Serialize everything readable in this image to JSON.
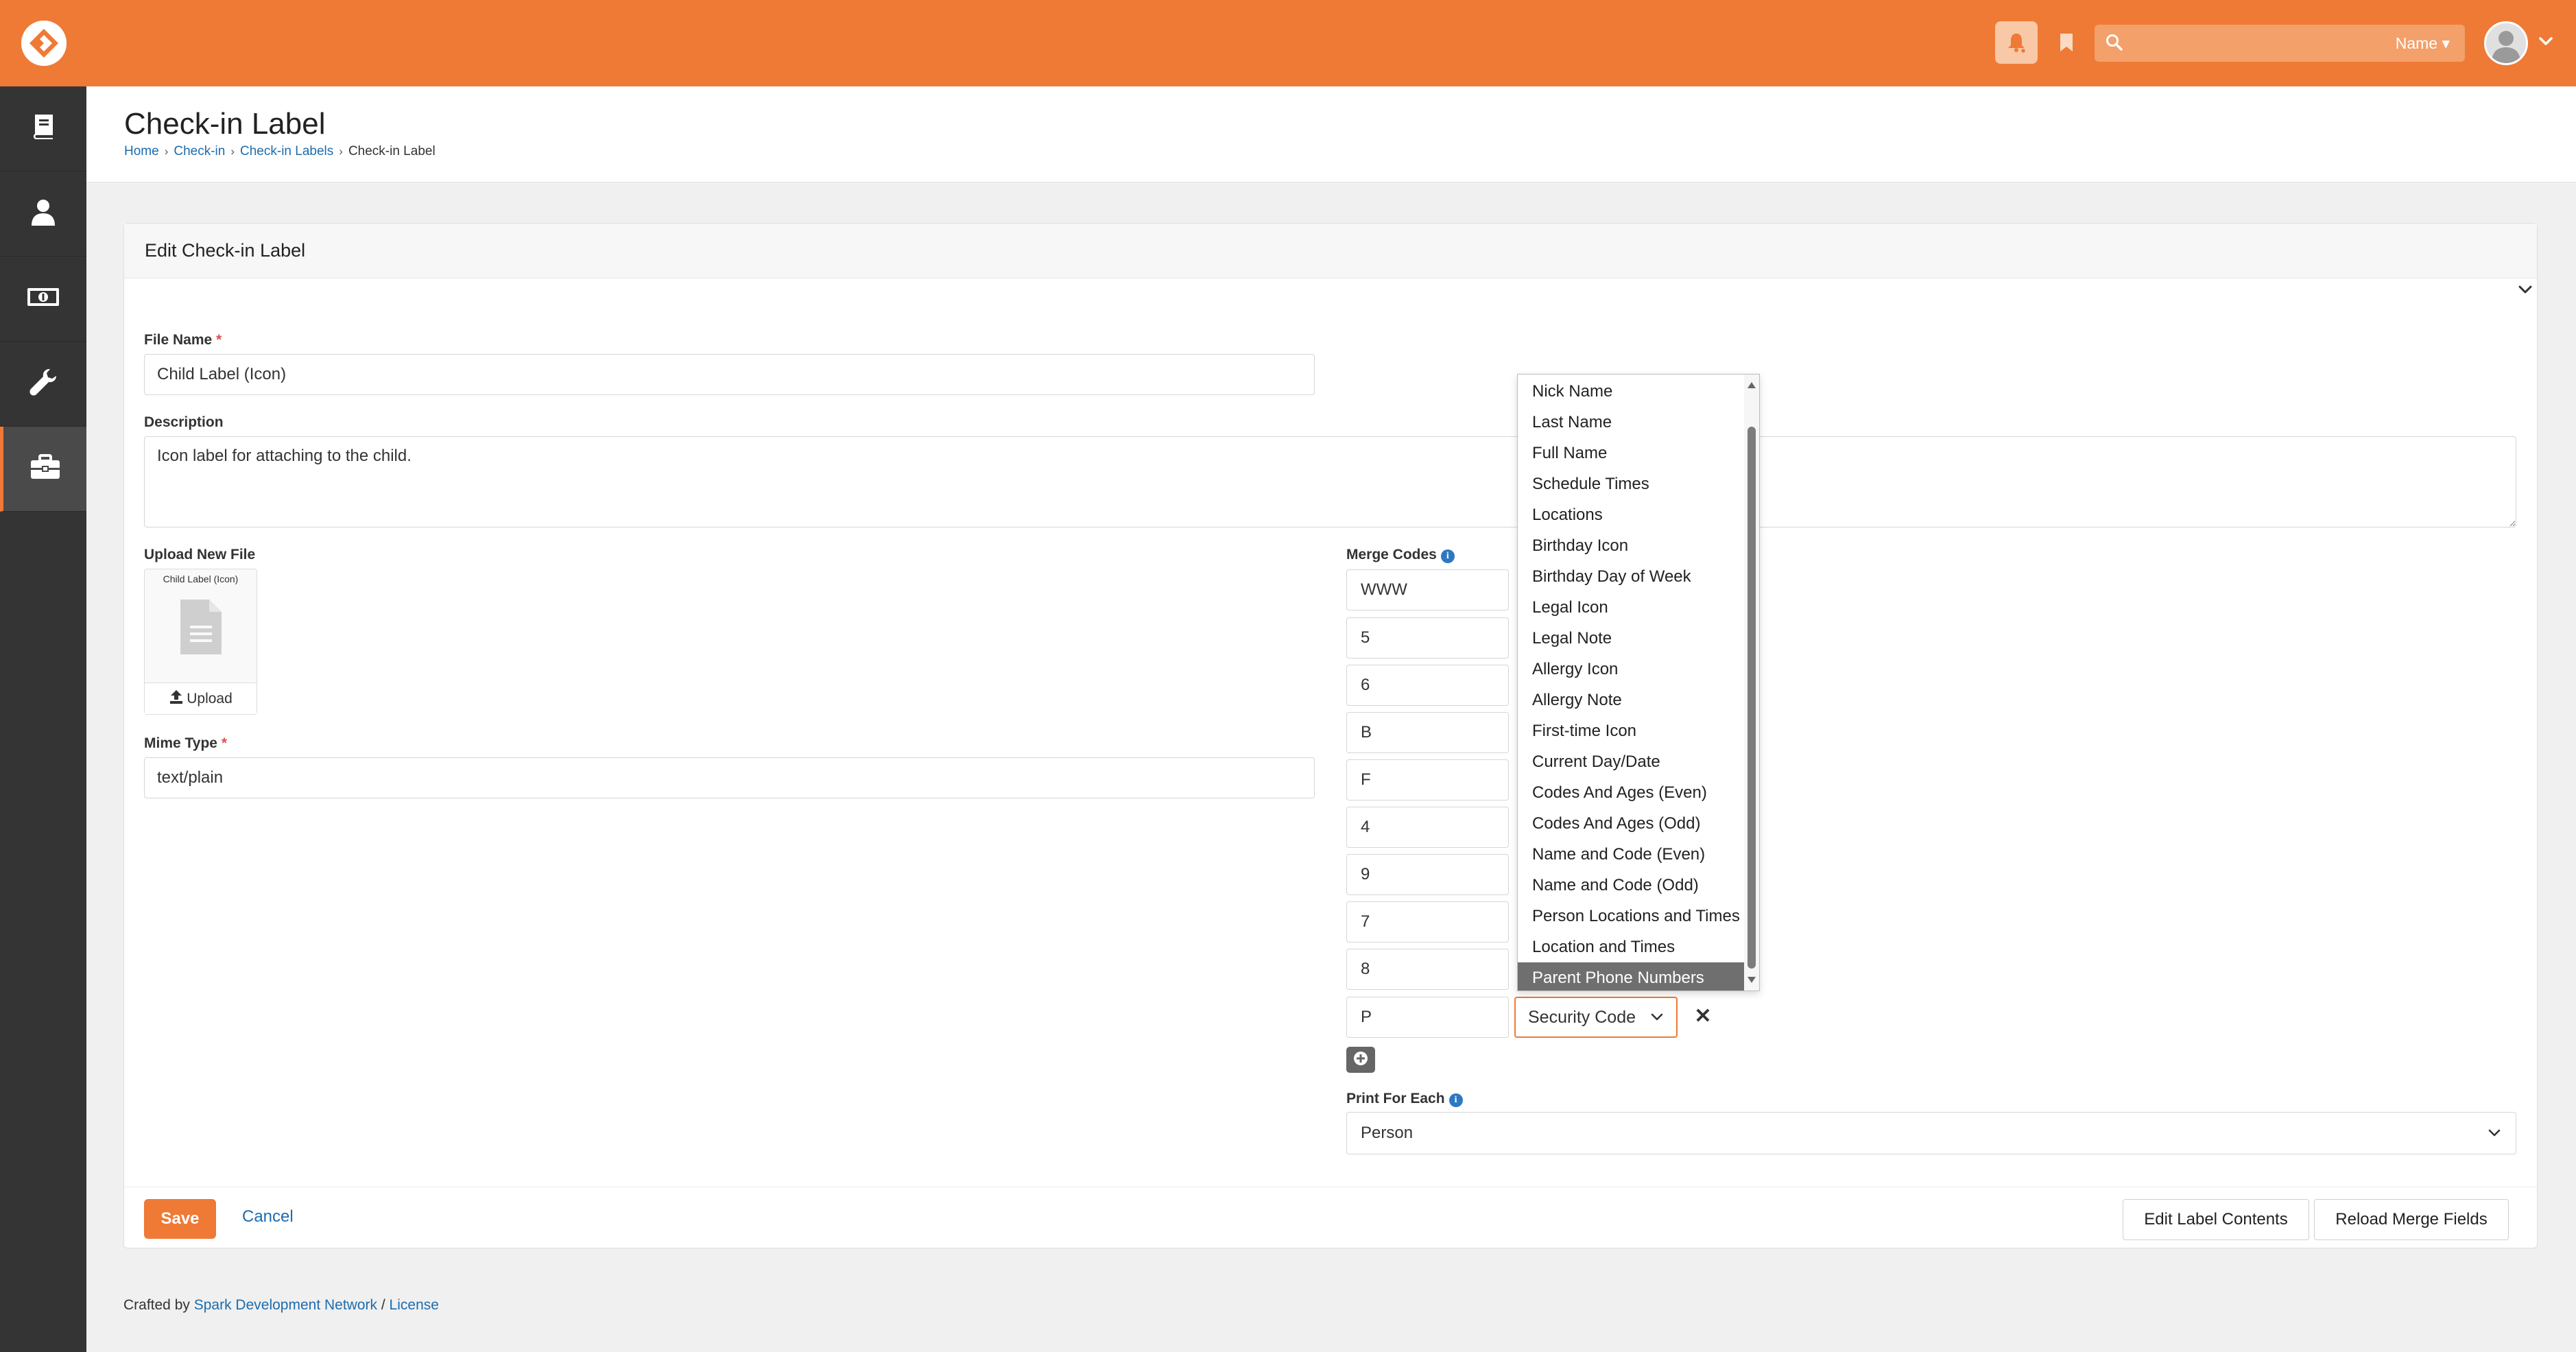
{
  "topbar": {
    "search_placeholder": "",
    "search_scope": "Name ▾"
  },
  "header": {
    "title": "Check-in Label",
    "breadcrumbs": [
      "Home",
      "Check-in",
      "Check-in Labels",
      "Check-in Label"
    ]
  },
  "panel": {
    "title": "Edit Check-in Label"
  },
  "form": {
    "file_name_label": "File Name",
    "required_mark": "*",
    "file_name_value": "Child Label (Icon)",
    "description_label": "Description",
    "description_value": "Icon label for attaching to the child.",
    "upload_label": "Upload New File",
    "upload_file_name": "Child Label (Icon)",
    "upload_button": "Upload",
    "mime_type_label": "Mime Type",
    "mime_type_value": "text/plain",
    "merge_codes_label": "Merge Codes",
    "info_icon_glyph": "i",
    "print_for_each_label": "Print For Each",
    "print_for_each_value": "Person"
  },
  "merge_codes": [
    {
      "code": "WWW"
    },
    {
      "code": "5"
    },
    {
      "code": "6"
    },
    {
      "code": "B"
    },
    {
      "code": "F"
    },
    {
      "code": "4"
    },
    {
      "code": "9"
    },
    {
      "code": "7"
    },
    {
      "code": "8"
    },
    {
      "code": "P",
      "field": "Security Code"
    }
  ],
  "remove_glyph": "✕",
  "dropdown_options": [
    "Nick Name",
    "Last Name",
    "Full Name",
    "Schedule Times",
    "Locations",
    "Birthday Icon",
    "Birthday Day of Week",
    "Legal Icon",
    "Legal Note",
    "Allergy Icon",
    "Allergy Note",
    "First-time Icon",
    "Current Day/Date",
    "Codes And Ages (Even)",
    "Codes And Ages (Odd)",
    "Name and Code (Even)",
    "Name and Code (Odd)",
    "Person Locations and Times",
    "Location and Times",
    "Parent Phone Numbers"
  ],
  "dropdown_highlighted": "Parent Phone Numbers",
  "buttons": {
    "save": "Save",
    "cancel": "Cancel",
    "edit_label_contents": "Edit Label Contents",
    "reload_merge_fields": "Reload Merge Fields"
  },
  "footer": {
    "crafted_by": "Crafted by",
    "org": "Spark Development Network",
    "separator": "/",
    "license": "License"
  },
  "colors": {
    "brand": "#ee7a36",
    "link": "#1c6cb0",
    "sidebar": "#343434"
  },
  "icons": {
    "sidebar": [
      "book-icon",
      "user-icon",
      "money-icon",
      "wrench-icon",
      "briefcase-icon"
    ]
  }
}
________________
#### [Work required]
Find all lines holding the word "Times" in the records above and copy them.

#### [Task answer]
    "Schedule Times",
    "Person Locations and Times",
    "Location and Times",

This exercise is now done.